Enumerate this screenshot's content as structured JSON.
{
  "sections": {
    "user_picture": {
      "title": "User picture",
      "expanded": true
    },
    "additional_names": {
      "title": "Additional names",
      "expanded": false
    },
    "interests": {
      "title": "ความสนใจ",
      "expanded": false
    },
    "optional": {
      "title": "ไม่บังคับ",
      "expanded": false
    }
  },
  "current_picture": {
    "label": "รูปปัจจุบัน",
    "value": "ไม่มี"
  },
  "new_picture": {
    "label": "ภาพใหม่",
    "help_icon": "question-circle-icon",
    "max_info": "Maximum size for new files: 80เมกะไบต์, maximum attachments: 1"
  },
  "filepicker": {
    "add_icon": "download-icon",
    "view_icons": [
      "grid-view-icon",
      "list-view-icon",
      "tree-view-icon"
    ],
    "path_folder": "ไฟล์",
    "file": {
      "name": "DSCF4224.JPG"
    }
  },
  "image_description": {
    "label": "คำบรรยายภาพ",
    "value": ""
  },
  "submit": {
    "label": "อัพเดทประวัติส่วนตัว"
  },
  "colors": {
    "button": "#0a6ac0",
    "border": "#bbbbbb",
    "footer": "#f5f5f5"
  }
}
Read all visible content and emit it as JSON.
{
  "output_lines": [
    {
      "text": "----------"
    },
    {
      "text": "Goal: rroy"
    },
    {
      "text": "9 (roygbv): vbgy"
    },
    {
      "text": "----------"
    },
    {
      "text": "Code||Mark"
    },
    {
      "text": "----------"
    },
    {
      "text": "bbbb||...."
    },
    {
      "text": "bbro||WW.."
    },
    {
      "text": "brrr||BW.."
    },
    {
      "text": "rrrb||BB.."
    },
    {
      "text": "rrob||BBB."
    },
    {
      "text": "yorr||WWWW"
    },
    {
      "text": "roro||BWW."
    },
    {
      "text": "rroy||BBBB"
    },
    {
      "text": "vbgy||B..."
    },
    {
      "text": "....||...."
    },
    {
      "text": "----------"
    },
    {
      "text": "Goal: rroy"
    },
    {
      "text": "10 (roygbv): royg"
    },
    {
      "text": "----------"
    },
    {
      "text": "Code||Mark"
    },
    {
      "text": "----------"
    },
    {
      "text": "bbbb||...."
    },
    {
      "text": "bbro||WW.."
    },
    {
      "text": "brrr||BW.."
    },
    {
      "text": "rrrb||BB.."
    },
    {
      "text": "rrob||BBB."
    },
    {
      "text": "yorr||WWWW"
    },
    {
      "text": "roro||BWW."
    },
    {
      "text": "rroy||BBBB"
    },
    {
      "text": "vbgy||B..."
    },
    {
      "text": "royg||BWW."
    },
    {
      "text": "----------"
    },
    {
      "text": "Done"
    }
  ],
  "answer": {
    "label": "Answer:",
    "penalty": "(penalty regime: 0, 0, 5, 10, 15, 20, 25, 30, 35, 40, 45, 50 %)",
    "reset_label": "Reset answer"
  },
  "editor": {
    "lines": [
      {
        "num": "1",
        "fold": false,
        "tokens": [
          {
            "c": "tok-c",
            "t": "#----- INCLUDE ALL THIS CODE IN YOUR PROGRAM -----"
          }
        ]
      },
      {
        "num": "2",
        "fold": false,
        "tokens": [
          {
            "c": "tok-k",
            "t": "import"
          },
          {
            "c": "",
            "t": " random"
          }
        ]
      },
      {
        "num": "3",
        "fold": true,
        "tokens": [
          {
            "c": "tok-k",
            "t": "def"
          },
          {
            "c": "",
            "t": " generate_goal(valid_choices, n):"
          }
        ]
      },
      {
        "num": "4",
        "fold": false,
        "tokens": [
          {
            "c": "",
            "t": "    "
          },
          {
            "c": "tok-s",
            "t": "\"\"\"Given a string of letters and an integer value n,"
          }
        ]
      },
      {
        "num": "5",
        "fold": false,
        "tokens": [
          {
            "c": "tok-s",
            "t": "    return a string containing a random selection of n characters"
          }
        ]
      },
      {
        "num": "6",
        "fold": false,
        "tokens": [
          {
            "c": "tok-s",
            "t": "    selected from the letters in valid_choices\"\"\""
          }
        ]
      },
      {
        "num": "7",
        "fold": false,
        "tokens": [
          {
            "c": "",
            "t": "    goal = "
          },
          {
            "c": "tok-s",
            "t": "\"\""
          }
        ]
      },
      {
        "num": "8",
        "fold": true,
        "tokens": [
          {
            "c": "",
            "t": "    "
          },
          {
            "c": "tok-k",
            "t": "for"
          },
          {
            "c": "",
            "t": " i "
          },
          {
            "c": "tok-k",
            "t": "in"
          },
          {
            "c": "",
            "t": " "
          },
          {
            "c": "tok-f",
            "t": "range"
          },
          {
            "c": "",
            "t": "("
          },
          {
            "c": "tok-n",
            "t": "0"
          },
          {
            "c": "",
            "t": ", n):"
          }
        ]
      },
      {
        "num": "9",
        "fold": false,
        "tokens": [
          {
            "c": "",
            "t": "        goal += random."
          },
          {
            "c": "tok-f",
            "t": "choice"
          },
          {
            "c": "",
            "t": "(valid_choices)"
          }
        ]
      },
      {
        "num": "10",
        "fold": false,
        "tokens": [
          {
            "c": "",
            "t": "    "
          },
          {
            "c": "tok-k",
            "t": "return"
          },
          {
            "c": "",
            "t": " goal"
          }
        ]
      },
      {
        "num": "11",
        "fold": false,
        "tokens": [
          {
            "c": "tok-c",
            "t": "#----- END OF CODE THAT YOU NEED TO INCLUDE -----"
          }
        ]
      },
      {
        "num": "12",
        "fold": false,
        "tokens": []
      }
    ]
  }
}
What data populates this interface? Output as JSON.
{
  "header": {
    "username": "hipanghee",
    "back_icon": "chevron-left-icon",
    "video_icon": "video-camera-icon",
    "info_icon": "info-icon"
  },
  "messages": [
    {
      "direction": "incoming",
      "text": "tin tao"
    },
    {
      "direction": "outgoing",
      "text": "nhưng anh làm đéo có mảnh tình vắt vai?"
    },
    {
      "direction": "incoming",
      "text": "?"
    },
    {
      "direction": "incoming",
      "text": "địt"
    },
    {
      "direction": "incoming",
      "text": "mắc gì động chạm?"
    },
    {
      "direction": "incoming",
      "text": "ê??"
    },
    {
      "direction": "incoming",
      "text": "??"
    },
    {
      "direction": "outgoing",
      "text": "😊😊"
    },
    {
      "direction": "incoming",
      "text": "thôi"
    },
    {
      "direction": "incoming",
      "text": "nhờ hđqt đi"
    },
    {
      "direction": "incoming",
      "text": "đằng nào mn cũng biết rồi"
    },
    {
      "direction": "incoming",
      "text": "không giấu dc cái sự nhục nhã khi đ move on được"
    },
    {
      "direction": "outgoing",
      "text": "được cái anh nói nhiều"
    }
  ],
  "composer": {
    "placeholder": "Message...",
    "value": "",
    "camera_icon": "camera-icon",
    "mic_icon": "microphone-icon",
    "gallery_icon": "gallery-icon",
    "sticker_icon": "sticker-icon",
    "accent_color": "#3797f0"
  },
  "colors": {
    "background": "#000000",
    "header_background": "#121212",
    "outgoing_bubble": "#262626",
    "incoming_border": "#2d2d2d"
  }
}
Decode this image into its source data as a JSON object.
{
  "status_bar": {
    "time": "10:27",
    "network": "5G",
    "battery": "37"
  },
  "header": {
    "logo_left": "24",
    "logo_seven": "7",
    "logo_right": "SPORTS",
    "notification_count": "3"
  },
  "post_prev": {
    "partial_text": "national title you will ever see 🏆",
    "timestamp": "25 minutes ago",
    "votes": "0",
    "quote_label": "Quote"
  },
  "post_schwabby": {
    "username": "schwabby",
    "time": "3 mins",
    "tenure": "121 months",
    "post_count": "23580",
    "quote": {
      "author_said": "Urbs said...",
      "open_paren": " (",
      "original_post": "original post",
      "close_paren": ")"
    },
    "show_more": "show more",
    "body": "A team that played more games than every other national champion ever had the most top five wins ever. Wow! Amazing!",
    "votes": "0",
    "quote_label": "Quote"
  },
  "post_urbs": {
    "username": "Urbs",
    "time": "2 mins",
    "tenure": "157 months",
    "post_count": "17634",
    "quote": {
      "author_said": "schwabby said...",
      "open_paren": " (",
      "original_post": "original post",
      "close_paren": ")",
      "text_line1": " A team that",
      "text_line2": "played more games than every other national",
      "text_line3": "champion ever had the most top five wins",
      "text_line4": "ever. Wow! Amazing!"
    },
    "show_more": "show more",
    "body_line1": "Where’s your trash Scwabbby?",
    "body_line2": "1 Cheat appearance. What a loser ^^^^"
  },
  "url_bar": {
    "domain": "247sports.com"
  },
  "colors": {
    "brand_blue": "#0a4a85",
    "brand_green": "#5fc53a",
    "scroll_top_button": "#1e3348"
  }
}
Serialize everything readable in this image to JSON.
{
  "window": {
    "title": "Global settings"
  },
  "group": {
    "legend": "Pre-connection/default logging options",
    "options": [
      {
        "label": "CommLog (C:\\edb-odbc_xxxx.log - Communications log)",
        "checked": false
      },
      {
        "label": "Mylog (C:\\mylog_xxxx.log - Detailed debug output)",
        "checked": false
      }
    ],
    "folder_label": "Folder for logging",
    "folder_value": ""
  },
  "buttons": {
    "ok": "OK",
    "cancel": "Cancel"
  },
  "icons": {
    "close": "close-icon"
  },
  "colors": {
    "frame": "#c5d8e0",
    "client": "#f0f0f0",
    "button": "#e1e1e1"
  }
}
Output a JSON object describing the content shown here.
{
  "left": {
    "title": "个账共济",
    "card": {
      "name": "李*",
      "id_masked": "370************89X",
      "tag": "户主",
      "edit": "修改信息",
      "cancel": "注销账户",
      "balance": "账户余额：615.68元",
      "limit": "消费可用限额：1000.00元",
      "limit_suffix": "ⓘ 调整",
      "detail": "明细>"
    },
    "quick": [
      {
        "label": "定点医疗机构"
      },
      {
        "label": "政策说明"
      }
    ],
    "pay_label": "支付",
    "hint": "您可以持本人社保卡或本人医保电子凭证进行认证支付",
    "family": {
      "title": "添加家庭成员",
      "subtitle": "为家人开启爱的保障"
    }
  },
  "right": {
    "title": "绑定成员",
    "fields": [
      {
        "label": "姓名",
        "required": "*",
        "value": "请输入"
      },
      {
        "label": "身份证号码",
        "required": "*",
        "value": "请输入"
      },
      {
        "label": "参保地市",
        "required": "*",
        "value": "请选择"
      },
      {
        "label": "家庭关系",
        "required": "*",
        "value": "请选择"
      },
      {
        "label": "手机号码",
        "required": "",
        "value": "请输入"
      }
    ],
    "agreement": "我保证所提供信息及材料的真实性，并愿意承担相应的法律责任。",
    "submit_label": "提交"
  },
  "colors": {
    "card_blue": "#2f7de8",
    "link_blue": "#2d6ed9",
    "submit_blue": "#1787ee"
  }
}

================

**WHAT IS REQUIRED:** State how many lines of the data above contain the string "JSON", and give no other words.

**ANSWER BOX:** 6